**Information supplied:**

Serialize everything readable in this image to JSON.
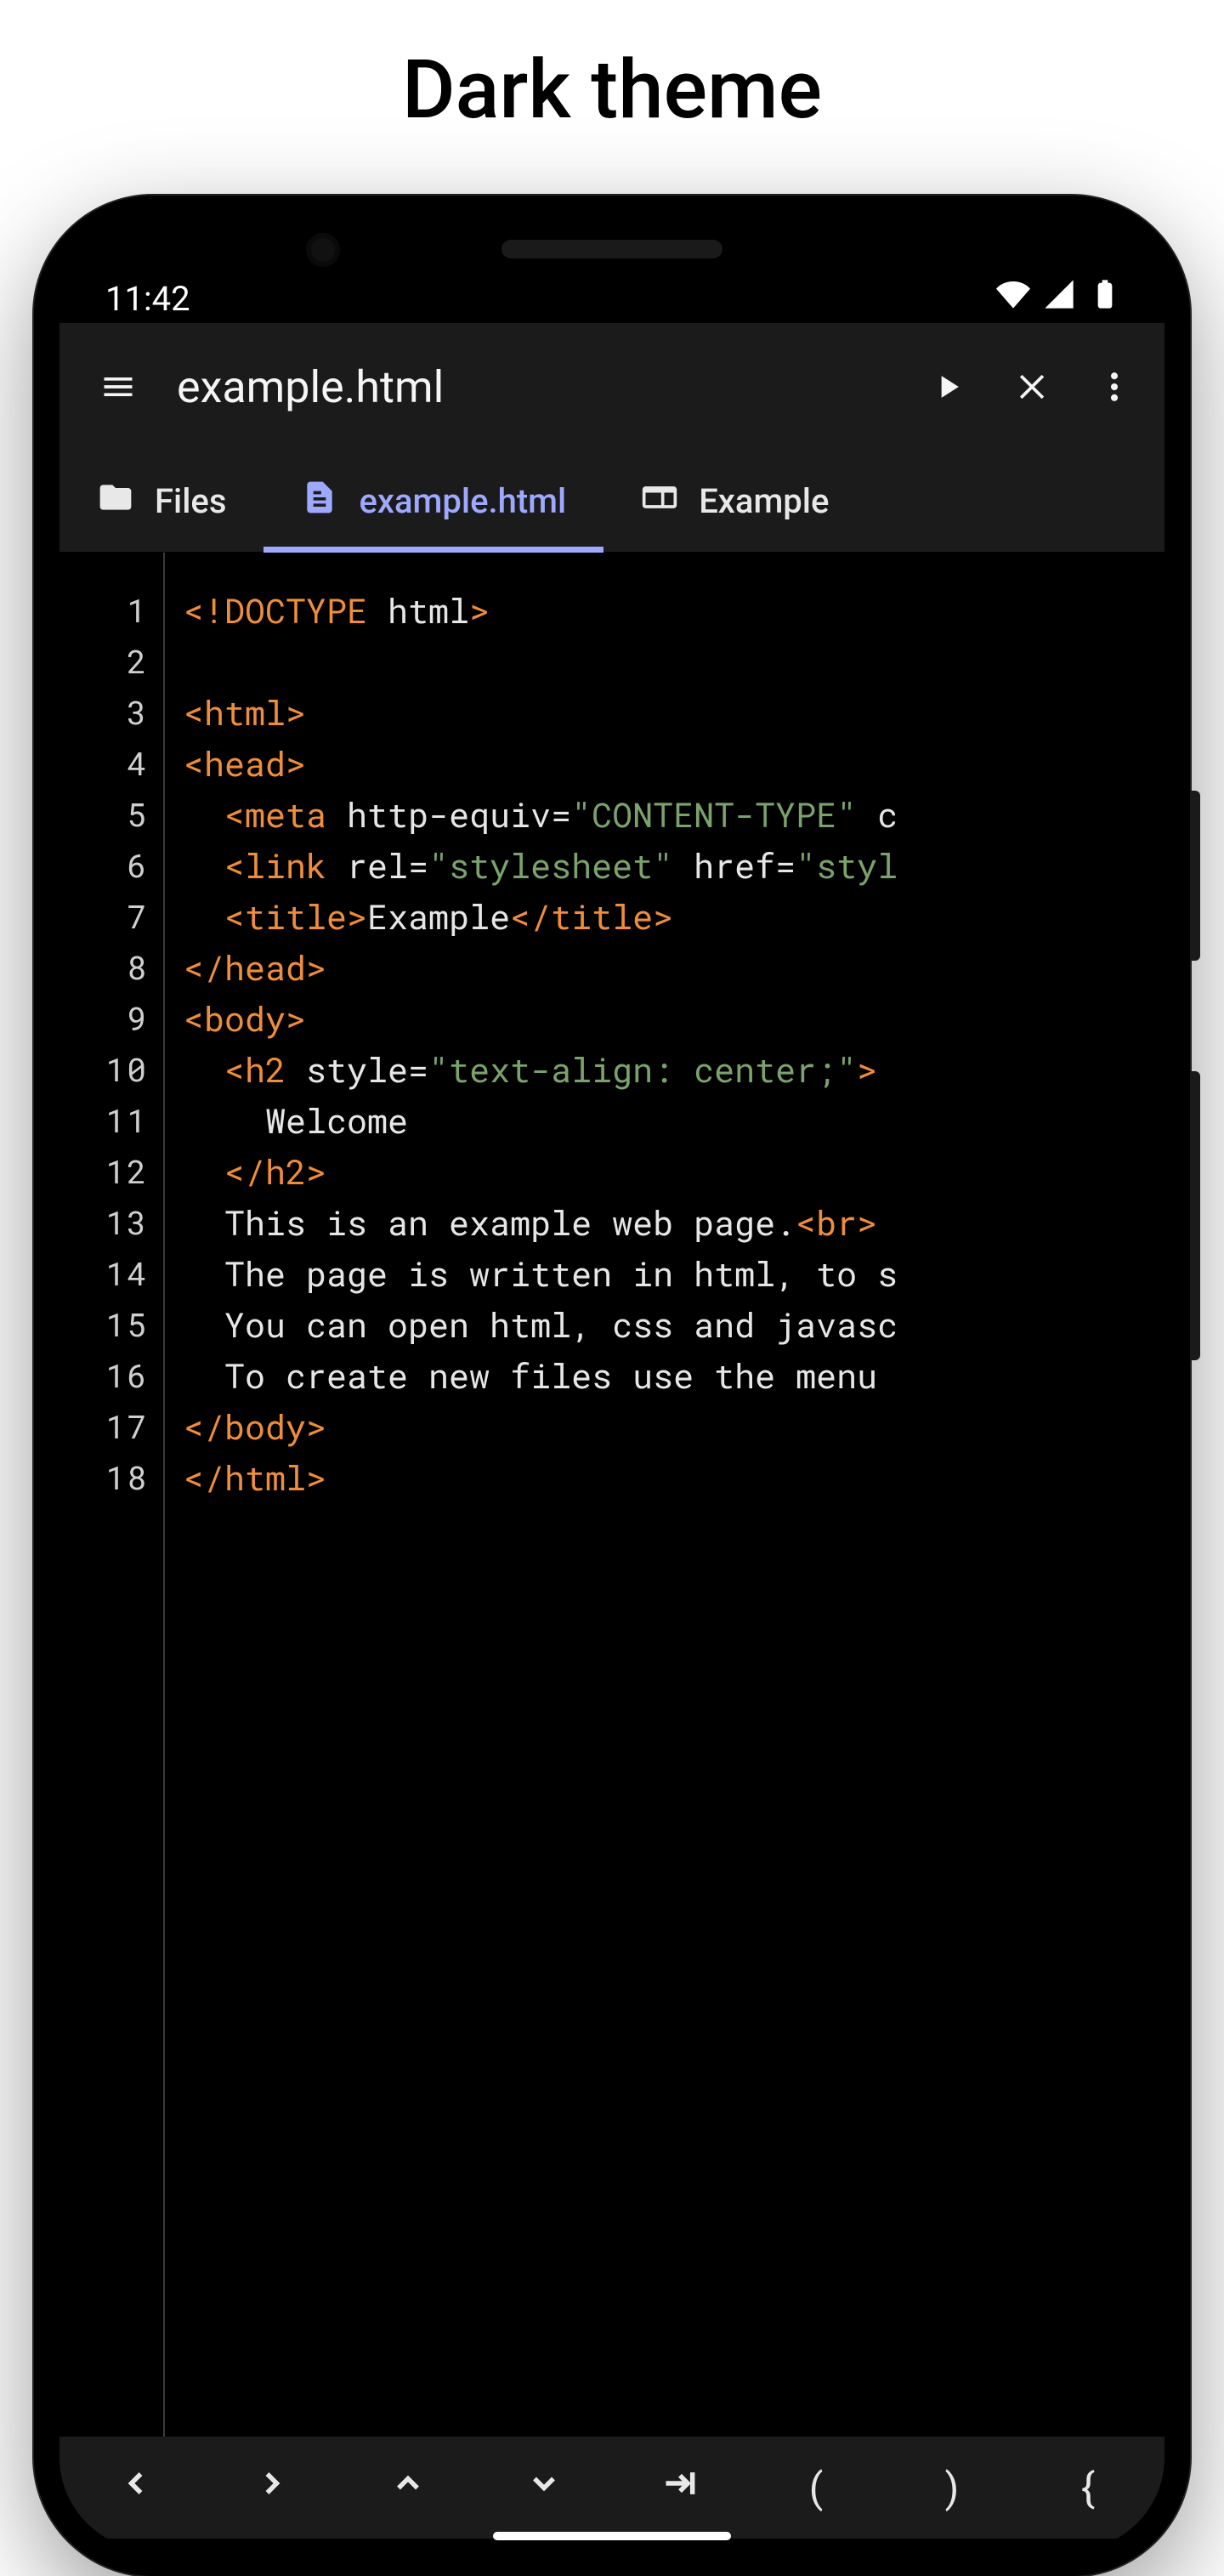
{
  "page_heading": "Dark theme",
  "status": {
    "time": "11:42"
  },
  "appbar": {
    "title": "example.html"
  },
  "tabs": [
    {
      "label": "Files",
      "icon": "folder-icon",
      "active": false
    },
    {
      "label": "example.html",
      "icon": "document-icon",
      "active": true
    },
    {
      "label": "Example",
      "icon": "web-icon",
      "active": false
    }
  ],
  "editor": {
    "line_numbers": [
      "1",
      "2",
      "3",
      "4",
      "5",
      "6",
      "7",
      "8",
      "9",
      "10",
      "11",
      "12",
      "13",
      "14",
      "15",
      "16",
      "17",
      "18"
    ],
    "lines": [
      [
        [
          "<!DOCTYPE",
          "tag"
        ],
        [
          " html",
          "txt"
        ],
        [
          ">",
          "tag"
        ]
      ],
      [],
      [
        [
          "<html>",
          "tag"
        ]
      ],
      [
        [
          "<head>",
          "tag"
        ]
      ],
      [
        [
          "  ",
          "txt"
        ],
        [
          "<meta",
          "tag"
        ],
        [
          " http-equiv=",
          "attr"
        ],
        [
          "\"CONTENT-TYPE\"",
          "str"
        ],
        [
          " c",
          "attr"
        ]
      ],
      [
        [
          "  ",
          "txt"
        ],
        [
          "<link",
          "tag"
        ],
        [
          " rel=",
          "attr"
        ],
        [
          "\"stylesheet\"",
          "str"
        ],
        [
          " href=",
          "attr"
        ],
        [
          "\"styl",
          "str"
        ]
      ],
      [
        [
          "  ",
          "txt"
        ],
        [
          "<title>",
          "tag"
        ],
        [
          "Example",
          "txt"
        ],
        [
          "</title>",
          "tag"
        ]
      ],
      [
        [
          "</head>",
          "tag"
        ]
      ],
      [
        [
          "<body>",
          "tag"
        ]
      ],
      [
        [
          "  ",
          "txt"
        ],
        [
          "<h2",
          "tag"
        ],
        [
          " style=",
          "attr"
        ],
        [
          "\"text-align: center;\"",
          "str"
        ],
        [
          ">",
          "tag"
        ]
      ],
      [
        [
          "    Welcome",
          "txt"
        ]
      ],
      [
        [
          "  ",
          "txt"
        ],
        [
          "</h2>",
          "tag"
        ]
      ],
      [
        [
          "  This is an example web page.",
          "txt"
        ],
        [
          "<br>",
          "tag"
        ]
      ],
      [
        [
          "  The page is written in html, to s",
          "txt"
        ]
      ],
      [
        [
          "  You can open html, css and javasc",
          "txt"
        ]
      ],
      [
        [
          "  To create new files use the menu ",
          "txt"
        ]
      ],
      [
        [
          "</body>",
          "tag"
        ]
      ],
      [
        [
          "</html>",
          "tag"
        ]
      ]
    ]
  },
  "symbols": [
    "‹",
    "›",
    "ˆ",
    "ˇ",
    "→|",
    "(",
    ")",
    "{"
  ]
}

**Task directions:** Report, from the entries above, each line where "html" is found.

**Reply:**
    "title": "example.html"
      "label": "example.html",
          " html",
          "<html>",
          "  The page is written in html, to s",
          "  You can open html, css and javasc",
          "</html>",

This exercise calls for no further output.